◆ Work task
What you write must match the records exactly, except for the images, which are left out.

◆ Materials provided
***

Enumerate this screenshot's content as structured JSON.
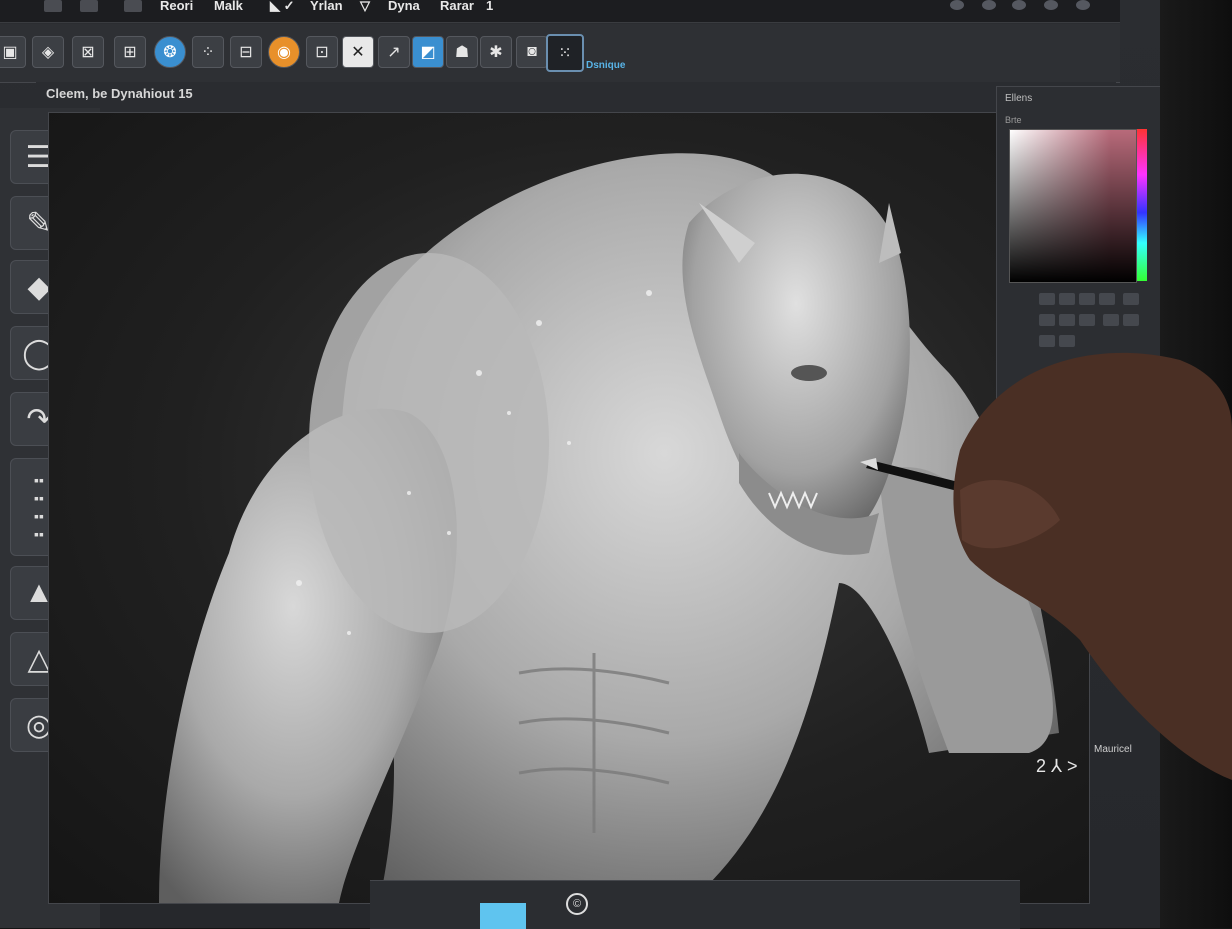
{
  "menubar": {
    "items": [
      "Reori",
      "Malk",
      "Yrlan",
      "Dyna",
      "Rarar"
    ],
    "arrows": [
      "✓",
      "✓",
      "▽"
    ],
    "tail": "1"
  },
  "toolbar": {
    "tools": [
      "select-icon",
      "rotate-icon",
      "scale-icon",
      "mesh-icon",
      "drop-icon",
      "dots-icon",
      "grid-icon",
      "orange-brush-icon",
      "frame-icon",
      "pen-icon",
      "stroke-icon",
      "blue-icon",
      "move-icon",
      "paint-icon",
      "layer-icon",
      "dots-active-icon"
    ],
    "label": "Dsnique"
  },
  "document": {
    "title": "Cleem, be Dynahiout 15"
  },
  "left_tools": [
    "layers-icon",
    "brush-icon",
    "diamond-icon",
    "circle-icon",
    "curve-icon",
    "keypad-icon",
    "triangle-icon",
    "triangle-outline-icon",
    "target-icon"
  ],
  "right_panel": {
    "title": "Ellens",
    "subtitle": "Brte"
  },
  "status": {
    "zoom": "2 ⅄ >",
    "tag": "Mauricel"
  },
  "colors": {
    "accent": "#58b4e8",
    "orange": "#e8902a",
    "blue": "#3a8fd0"
  }
}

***

◆ Response
Enumerate this screenshot's content as structured JSON.
{
  "menubar": {
    "items": [
      "Reori",
      "Malk",
      "Yrlan",
      "Dyna",
      "Rarar"
    ],
    "arrows": [
      "✓",
      "✓",
      "▽"
    ],
    "tail": "1"
  },
  "toolbar": {
    "tools": [
      "select-icon",
      "rotate-icon",
      "scale-icon",
      "mesh-icon",
      "drop-icon",
      "dots-icon",
      "grid-icon",
      "orange-brush-icon",
      "frame-icon",
      "pen-icon",
      "stroke-icon",
      "blue-icon",
      "move-icon",
      "paint-icon",
      "layer-icon",
      "dots-active-icon"
    ],
    "label": "Dsnique"
  },
  "document": {
    "title": "Cleem, be Dynahiout 15"
  },
  "left_tools": [
    "layers-icon",
    "brush-icon",
    "diamond-icon",
    "circle-icon",
    "curve-icon",
    "keypad-icon",
    "triangle-icon",
    "triangle-outline-icon",
    "target-icon"
  ],
  "right_panel": {
    "title": "Ellens",
    "subtitle": "Brte"
  },
  "status": {
    "zoom": "2 ⅄ >",
    "tag": "Mauricel"
  },
  "colors": {
    "accent": "#58b4e8",
    "orange": "#e8902a",
    "blue": "#3a8fd0"
  }
}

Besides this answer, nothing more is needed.